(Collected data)
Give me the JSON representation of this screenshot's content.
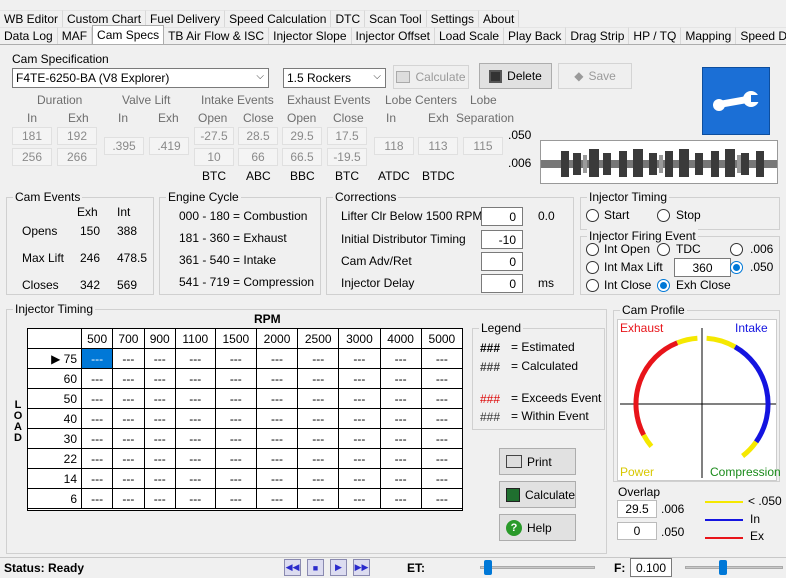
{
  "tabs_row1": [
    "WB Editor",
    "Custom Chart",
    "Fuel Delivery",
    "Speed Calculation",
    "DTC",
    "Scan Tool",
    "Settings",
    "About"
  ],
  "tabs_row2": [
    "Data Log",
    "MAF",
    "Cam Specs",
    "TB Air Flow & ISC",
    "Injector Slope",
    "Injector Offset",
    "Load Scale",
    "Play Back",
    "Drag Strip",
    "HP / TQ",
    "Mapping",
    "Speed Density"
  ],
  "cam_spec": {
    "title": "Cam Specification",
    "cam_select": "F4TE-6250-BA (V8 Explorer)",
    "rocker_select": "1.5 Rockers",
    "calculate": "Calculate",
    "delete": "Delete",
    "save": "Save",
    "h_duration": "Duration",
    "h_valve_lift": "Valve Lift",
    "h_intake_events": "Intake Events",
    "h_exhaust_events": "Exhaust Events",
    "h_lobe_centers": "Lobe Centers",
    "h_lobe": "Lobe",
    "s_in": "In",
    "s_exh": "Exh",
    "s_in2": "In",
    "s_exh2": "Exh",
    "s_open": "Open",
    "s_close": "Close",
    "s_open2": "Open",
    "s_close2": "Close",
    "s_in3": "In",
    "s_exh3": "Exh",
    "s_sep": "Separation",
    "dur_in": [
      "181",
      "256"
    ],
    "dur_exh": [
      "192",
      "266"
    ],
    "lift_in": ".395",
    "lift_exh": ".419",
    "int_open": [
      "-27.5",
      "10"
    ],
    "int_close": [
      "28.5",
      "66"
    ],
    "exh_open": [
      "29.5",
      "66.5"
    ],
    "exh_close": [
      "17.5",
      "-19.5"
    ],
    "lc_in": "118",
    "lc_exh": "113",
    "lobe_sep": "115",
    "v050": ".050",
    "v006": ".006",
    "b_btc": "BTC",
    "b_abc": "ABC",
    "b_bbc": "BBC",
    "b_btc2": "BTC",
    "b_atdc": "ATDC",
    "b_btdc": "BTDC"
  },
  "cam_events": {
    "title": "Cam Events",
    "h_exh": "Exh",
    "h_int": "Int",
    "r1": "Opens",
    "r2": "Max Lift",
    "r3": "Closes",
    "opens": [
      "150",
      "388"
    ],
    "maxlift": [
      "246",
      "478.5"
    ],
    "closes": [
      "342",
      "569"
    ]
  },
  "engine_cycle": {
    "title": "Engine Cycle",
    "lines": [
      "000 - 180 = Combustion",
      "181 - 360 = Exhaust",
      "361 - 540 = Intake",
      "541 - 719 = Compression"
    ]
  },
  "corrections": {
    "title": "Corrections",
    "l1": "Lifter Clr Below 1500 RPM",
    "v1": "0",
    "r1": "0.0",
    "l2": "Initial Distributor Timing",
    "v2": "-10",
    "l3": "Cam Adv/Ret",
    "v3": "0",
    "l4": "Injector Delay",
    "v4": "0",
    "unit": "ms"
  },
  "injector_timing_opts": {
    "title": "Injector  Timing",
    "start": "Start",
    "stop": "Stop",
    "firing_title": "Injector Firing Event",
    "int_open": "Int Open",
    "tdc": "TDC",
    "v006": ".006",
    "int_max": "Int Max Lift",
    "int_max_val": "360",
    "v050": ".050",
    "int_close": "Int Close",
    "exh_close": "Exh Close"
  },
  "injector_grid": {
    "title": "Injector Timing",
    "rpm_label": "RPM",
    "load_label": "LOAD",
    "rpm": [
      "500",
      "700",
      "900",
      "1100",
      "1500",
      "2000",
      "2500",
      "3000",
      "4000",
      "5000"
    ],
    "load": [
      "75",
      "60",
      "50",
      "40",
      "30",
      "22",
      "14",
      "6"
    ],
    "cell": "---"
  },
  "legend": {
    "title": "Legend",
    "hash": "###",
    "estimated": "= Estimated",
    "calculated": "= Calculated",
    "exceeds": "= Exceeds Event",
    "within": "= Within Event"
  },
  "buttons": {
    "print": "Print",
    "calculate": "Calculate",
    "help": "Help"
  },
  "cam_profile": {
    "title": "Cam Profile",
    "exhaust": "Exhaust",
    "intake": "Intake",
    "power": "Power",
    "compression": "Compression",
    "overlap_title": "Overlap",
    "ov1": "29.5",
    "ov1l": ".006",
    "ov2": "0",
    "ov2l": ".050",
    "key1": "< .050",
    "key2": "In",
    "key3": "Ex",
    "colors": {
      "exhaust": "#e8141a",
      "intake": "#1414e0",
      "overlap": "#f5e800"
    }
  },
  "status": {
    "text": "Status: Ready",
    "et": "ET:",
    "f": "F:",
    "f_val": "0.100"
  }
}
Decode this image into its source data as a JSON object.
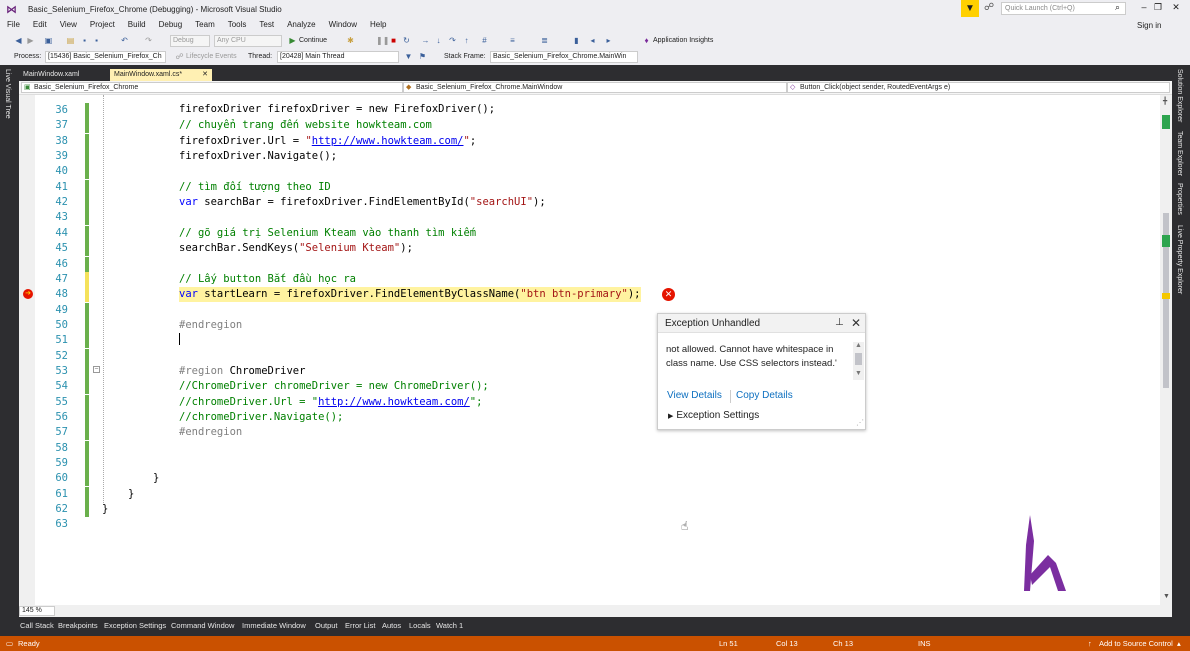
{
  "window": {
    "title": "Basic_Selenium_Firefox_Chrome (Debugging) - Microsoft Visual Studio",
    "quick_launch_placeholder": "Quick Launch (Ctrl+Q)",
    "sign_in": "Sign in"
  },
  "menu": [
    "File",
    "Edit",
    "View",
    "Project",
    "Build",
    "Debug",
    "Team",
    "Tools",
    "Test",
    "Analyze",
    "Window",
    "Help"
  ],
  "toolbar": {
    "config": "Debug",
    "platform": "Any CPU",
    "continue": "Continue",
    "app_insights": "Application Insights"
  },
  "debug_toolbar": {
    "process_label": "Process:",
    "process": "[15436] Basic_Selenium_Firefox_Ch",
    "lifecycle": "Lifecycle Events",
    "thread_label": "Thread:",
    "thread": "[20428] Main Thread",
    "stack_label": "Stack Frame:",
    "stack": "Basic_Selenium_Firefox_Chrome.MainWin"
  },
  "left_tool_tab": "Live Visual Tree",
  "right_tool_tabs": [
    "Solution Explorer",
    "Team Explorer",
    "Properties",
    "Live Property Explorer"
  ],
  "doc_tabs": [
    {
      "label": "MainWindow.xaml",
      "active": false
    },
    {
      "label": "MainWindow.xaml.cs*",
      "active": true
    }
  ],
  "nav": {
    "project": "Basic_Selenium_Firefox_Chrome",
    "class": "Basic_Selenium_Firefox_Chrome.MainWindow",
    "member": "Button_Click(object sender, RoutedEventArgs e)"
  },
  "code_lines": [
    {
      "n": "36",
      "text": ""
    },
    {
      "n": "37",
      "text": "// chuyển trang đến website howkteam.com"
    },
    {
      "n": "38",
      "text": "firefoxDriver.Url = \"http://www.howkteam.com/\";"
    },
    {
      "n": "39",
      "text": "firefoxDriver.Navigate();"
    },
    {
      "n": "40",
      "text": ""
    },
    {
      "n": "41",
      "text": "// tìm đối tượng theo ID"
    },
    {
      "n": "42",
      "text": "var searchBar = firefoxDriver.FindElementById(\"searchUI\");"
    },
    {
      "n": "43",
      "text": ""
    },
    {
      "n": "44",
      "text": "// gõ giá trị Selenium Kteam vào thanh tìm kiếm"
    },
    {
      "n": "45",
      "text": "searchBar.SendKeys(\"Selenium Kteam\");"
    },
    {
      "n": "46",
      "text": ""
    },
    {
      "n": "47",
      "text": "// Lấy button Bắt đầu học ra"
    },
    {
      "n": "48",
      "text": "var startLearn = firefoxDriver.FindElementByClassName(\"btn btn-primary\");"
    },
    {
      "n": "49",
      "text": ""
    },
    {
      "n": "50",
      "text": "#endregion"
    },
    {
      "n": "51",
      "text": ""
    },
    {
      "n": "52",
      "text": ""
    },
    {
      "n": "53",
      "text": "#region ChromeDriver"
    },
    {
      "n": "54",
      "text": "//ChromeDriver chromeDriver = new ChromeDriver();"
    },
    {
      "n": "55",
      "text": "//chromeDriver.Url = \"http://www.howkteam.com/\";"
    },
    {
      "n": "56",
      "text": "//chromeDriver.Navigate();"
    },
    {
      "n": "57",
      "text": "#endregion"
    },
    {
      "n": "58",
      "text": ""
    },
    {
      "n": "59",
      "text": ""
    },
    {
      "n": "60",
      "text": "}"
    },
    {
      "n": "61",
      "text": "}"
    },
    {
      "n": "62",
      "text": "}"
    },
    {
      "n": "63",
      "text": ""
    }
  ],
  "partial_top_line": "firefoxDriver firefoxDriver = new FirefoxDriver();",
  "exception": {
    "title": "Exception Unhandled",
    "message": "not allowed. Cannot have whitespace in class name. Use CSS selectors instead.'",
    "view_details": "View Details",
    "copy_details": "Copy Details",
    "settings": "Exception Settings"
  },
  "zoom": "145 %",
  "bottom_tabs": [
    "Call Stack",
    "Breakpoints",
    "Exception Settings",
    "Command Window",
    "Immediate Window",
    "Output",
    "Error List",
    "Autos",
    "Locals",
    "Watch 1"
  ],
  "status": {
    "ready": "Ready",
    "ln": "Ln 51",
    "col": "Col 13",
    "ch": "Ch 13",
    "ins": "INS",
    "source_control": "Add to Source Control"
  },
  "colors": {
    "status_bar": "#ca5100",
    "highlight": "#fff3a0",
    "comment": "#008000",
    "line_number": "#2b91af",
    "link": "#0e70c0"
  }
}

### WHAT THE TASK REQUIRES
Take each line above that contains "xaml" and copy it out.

### REPLY TO THE EXERCISE
      "label": "MainWindow.xaml",
      "label": "MainWindow.xaml.cs*",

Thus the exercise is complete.